> **THE PROBLEM**
Spot each line in the data below containing "icon" and copy it.

--- MATERIAL TO PROCESS Enclosed Below ---

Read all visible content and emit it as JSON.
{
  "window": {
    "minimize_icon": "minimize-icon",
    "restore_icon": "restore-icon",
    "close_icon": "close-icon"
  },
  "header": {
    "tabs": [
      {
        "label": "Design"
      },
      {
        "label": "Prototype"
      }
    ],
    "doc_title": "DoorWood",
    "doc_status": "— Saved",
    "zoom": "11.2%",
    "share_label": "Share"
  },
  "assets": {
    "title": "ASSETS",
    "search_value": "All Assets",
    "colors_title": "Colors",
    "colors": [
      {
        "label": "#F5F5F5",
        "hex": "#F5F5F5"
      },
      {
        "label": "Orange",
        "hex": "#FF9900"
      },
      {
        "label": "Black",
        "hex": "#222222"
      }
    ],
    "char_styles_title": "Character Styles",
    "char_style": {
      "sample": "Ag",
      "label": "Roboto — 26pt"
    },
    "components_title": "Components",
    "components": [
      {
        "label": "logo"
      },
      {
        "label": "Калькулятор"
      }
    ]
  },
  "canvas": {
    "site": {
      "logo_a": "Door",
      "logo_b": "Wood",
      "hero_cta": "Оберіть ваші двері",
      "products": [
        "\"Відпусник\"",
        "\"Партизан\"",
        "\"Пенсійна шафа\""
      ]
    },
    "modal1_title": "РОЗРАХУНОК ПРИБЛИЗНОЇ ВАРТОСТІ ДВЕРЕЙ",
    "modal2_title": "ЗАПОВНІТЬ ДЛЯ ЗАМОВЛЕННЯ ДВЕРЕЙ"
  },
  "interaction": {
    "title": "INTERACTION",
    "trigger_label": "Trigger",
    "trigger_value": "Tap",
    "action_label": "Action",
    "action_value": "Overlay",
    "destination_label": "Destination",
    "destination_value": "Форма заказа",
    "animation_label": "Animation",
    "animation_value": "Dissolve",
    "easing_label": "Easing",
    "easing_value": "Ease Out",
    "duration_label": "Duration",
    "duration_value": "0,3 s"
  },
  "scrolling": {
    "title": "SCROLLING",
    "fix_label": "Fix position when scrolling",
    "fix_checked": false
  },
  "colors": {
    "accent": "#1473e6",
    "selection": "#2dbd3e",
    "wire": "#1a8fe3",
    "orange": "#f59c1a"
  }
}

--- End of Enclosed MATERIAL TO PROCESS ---

> **THE ANSWER**
    "minimize_icon": "minimize-icon",
    "restore_icon": "restore-icon",
    "close_icon": "close-icon"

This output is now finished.